▸ WHAT YOU ARE ASKED TO DO
Extract each line of the records below that contains the word "shortcut".
====== RECORDS TO USE ======
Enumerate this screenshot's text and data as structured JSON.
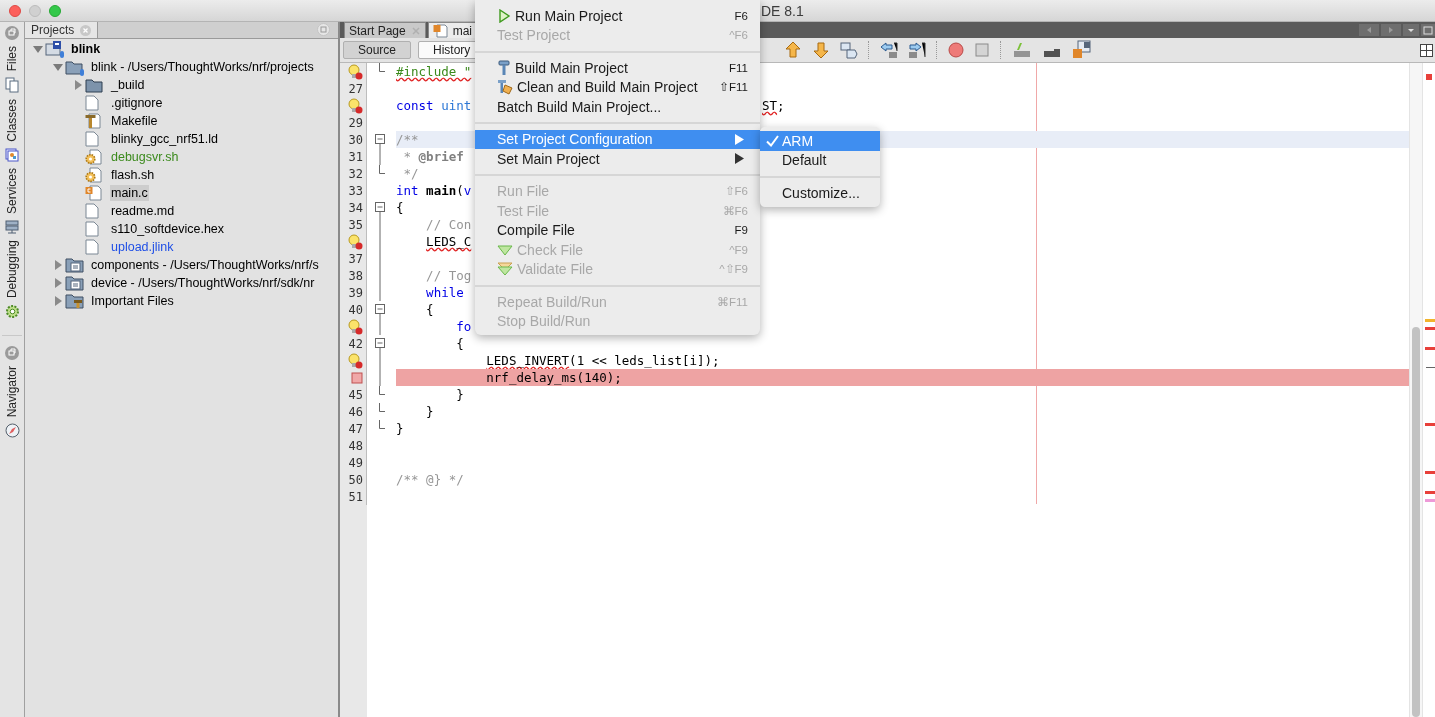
{
  "window": {
    "title": "DE 8.1"
  },
  "side_tabs": [
    {
      "label": "Files",
      "kind": "files"
    },
    {
      "label": "Classes",
      "kind": "classes"
    },
    {
      "label": "Services",
      "kind": "services"
    },
    {
      "label": "Debugging",
      "kind": "debugging"
    },
    {
      "label": "Navigator",
      "kind": "navigator"
    }
  ],
  "projects": {
    "title": "Projects",
    "tree": [
      {
        "label": "blink",
        "kind": "project",
        "expanded": true,
        "selected": false,
        "children": [
          {
            "label": "blink - /Users/ThoughtWorks/nrf/projects",
            "kind": "source-root",
            "expanded": true,
            "selected": false,
            "children": [
              {
                "label": "_build",
                "kind": "folder",
                "expanded": false,
                "selected": false
              },
              {
                "label": ".gitignore",
                "kind": "file",
                "selected": false
              },
              {
                "label": "Makefile",
                "kind": "makefile",
                "selected": false
              },
              {
                "label": "blinky_gcc_nrf51.ld",
                "kind": "file",
                "selected": false
              },
              {
                "label": "debugsvr.sh",
                "kind": "script",
                "color": "#3b8a1c",
                "selected": false
              },
              {
                "label": "flash.sh",
                "kind": "script",
                "selected": false
              },
              {
                "label": "main.c",
                "kind": "c-file",
                "selected": true
              },
              {
                "label": "readme.md",
                "kind": "file",
                "selected": false
              },
              {
                "label": "s110_softdevice.hex",
                "kind": "file",
                "selected": false
              },
              {
                "label": "upload.jlink",
                "kind": "file",
                "color": "#1f4fe6",
                "selected": false
              }
            ]
          },
          {
            "label": "components - /Users/ThoughtWorks/nrf/s",
            "kind": "library",
            "expanded": false,
            "selected": false
          },
          {
            "label": "device - /Users/ThoughtWorks/nrf/sdk/nr",
            "kind": "library",
            "expanded": false,
            "selected": false
          },
          {
            "label": "Important Files",
            "kind": "important",
            "expanded": false,
            "selected": false
          }
        ]
      }
    ]
  },
  "editor": {
    "tabs": [
      {
        "label": "Start Page",
        "selected": false,
        "kind": "page"
      },
      {
        "label": "mai",
        "selected": true,
        "kind": "c-file"
      }
    ],
    "views": [
      {
        "label": "Source",
        "selected": true
      },
      {
        "label": "History",
        "selected": false
      }
    ],
    "lines": [
      {
        "hint": true,
        "breakpoint": false,
        "fold_start": false,
        "fold_end": true,
        "current": false,
        "tokens": [
          {
            "text": "#include \"",
            "kind": "include-error"
          }
        ]
      },
      {
        "number": "27",
        "hint": false,
        "breakpoint": false,
        "fold_start": false,
        "fold_end": false,
        "current": false
      },
      {
        "hint": true,
        "breakpoint": false,
        "fold_start": false,
        "fold_end": false,
        "current": false,
        "tokens": [
          {
            "text": "const",
            "kind": "kw"
          },
          {
            "text": " uint",
            "kind": "type"
          }
        ],
        "tail": [
          {
            "text": "ST",
            "kind": "error"
          },
          {
            "text": ";",
            "kind": "plain"
          }
        ]
      },
      {
        "number": "29",
        "hint": false,
        "breakpoint": false,
        "fold_start": false,
        "fold_end": false,
        "current": false
      },
      {
        "number": "30",
        "hint": false,
        "breakpoint": false,
        "fold_start": true,
        "fold_end": false,
        "current": true,
        "tokens": [
          {
            "text": "/**",
            "kind": "comment"
          }
        ]
      },
      {
        "number": "31",
        "hint": false,
        "breakpoint": false,
        "fold_start": false,
        "fold_end": false,
        "current": false,
        "tokens": [
          {
            "text": " *",
            "kind": "comment"
          },
          {
            "text": " @brief",
            "kind": "doc-tag"
          }
        ]
      },
      {
        "number": "32",
        "hint": false,
        "breakpoint": false,
        "fold_start": false,
        "fold_end": true,
        "current": false,
        "tokens": [
          {
            "text": " */",
            "kind": "comment"
          }
        ]
      },
      {
        "number": "33",
        "hint": false,
        "breakpoint": false,
        "fold_start": false,
        "fold_end": false,
        "current": false,
        "tokens": [
          {
            "text": "int",
            "kind": "kw"
          },
          {
            "text": " main",
            "kind": "bold"
          },
          {
            "text": "(",
            "kind": "plain"
          },
          {
            "text": "v",
            "kind": "kw"
          }
        ]
      },
      {
        "number": "34",
        "hint": false,
        "breakpoint": false,
        "fold_start": true,
        "fold_end": false,
        "current": false,
        "tokens": [
          {
            "text": "{",
            "kind": "plain"
          }
        ]
      },
      {
        "number": "35",
        "hint": false,
        "breakpoint": false,
        "fold_start": false,
        "fold_end": false,
        "current": false,
        "tokens": [
          {
            "text": "    // Con",
            "kind": "comment"
          }
        ]
      },
      {
        "hint": true,
        "breakpoint": false,
        "fold_start": false,
        "fold_end": false,
        "current": false,
        "tokens": [
          {
            "text": "    LEDS_C",
            "kind": "error"
          }
        ]
      },
      {
        "number": "37",
        "hint": false,
        "breakpoint": false,
        "fold_start": false,
        "fold_end": false,
        "current": false
      },
      {
        "number": "38",
        "hint": false,
        "breakpoint": false,
        "fold_start": false,
        "fold_end": false,
        "current": false,
        "tokens": [
          {
            "text": "    // Tog",
            "kind": "comment"
          }
        ]
      },
      {
        "number": "39",
        "hint": false,
        "breakpoint": false,
        "fold_start": false,
        "fold_end": false,
        "current": false,
        "tokens": [
          {
            "text": "    while",
            "kind": "kw"
          }
        ]
      },
      {
        "number": "40",
        "hint": false,
        "breakpoint": false,
        "fold_start": true,
        "fold_end": false,
        "current": false,
        "tokens": [
          {
            "text": "    {",
            "kind": "plain"
          }
        ]
      },
      {
        "hint": true,
        "breakpoint": false,
        "fold_start": false,
        "fold_end": false,
        "current": false,
        "tokens": [
          {
            "text": "        fo",
            "kind": "kw"
          }
        ]
      },
      {
        "number": "42",
        "hint": false,
        "breakpoint": false,
        "fold_start": true,
        "fold_end": false,
        "current": false,
        "tokens": [
          {
            "text": "        {",
            "kind": "plain"
          }
        ]
      },
      {
        "hint": true,
        "breakpoint": false,
        "fold_start": false,
        "fold_end": false,
        "current": false,
        "tokens": [
          {
            "text": "            LEDS_INVERT",
            "kind": "error"
          },
          {
            "text": "(1 << leds_list[i]);",
            "kind": "plain"
          }
        ]
      },
      {
        "hint": false,
        "breakpoint": true,
        "fold_start": false,
        "fold_end": false,
        "current": false,
        "tokens": [
          {
            "text": "            nrf_delay_ms(140);",
            "kind": "plain"
          }
        ]
      },
      {
        "number": "45",
        "hint": false,
        "breakpoint": false,
        "fold_start": false,
        "fold_end": true,
        "current": false,
        "tokens": [
          {
            "text": "        }",
            "kind": "plain"
          }
        ]
      },
      {
        "number": "46",
        "hint": false,
        "breakpoint": false,
        "fold_start": false,
        "fold_end": true,
        "current": false,
        "tokens": [
          {
            "text": "    }",
            "kind": "plain"
          }
        ]
      },
      {
        "number": "47",
        "hint": false,
        "breakpoint": false,
        "fold_start": false,
        "fold_end": true,
        "current": false,
        "tokens": [
          {
            "text": "}",
            "kind": "plain"
          }
        ]
      },
      {
        "number": "48",
        "hint": false,
        "breakpoint": false,
        "fold_start": false,
        "fold_end": false,
        "current": false
      },
      {
        "number": "49",
        "hint": false,
        "breakpoint": false,
        "fold_start": false,
        "fold_end": false,
        "current": false
      },
      {
        "number": "50",
        "hint": false,
        "breakpoint": false,
        "fold_start": false,
        "fold_end": false,
        "current": false,
        "tokens": [
          {
            "text": "/** @} */",
            "kind": "comment"
          }
        ]
      },
      {
        "number": "51",
        "hint": false,
        "breakpoint": false,
        "fold_start": false,
        "fold_end": false,
        "current": false
      }
    ]
  },
  "menu": {
    "items": [
      {
        "kind": "item",
        "label": "Run Main Project",
        "shortcut": "F6",
        "disabled": false,
        "selected": false
      },
      {
        "kind": "item",
        "label": "Test Project",
        "shortcut": "^F6",
        "disabled": true,
        "selected": false
      },
      {
        "kind": "separator"
      },
      {
        "kind": "item",
        "label": "Build Main Project",
        "shortcut": "F11",
        "disabled": false,
        "selected": false
      },
      {
        "kind": "item",
        "label": "Clean and Build Main Project",
        "shortcut": "⇧F11",
        "disabled": false,
        "selected": false
      },
      {
        "kind": "item",
        "label": "Batch Build Main Project...",
        "disabled": false,
        "selected": false
      },
      {
        "kind": "separator"
      },
      {
        "kind": "item",
        "label": "Set Project Configuration",
        "submenu": true,
        "disabled": false,
        "selected": true
      },
      {
        "kind": "item",
        "label": "Set Main Project",
        "submenu": true,
        "disabled": false,
        "selected": false
      },
      {
        "kind": "separator"
      },
      {
        "kind": "item",
        "label": "Run File",
        "shortcut": "⇧F6",
        "disabled": true,
        "selected": false
      },
      {
        "kind": "item",
        "label": "Test File",
        "shortcut": "⌘F6",
        "disabled": true,
        "selected": false
      },
      {
        "kind": "item",
        "label": "Compile File",
        "shortcut": "F9",
        "disabled": false,
        "selected": false
      },
      {
        "kind": "item",
        "label": "Check File",
        "shortcut": "^F9",
        "disabled": true,
        "selected": false
      },
      {
        "kind": "item",
        "label": "Validate File",
        "shortcut": "^⇧F9",
        "disabled": true,
        "selected": false
      },
      {
        "kind": "separator"
      },
      {
        "kind": "item",
        "label": "Repeat Build/Run",
        "shortcut": "⌘F11",
        "disabled": true,
        "selected": false
      },
      {
        "kind": "item",
        "label": "Stop Build/Run",
        "disabled": true,
        "selected": false
      }
    ]
  },
  "submenu": {
    "items": [
      {
        "kind": "item",
        "label": "ARM",
        "checked": true,
        "selected": true
      },
      {
        "kind": "item",
        "label": "Default",
        "checked": false,
        "selected": false
      },
      {
        "kind": "separator"
      },
      {
        "kind": "item",
        "label": "Customize...",
        "checked": false,
        "selected": false
      }
    ]
  }
}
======
▸ EXERCISE SOLUTION
        "shortcut": "F6",
        "shortcut": "^F6",
        "shortcut": "F11",
        "shortcut": "⇧F11",
        "shortcut": "⇧F6",
        "shortcut": "⌘F6",
        "shortcut": "F9",
        "shortcut": "^F9",
        "shortcut": "^⇧F9",
        "shortcut": "⌘F11",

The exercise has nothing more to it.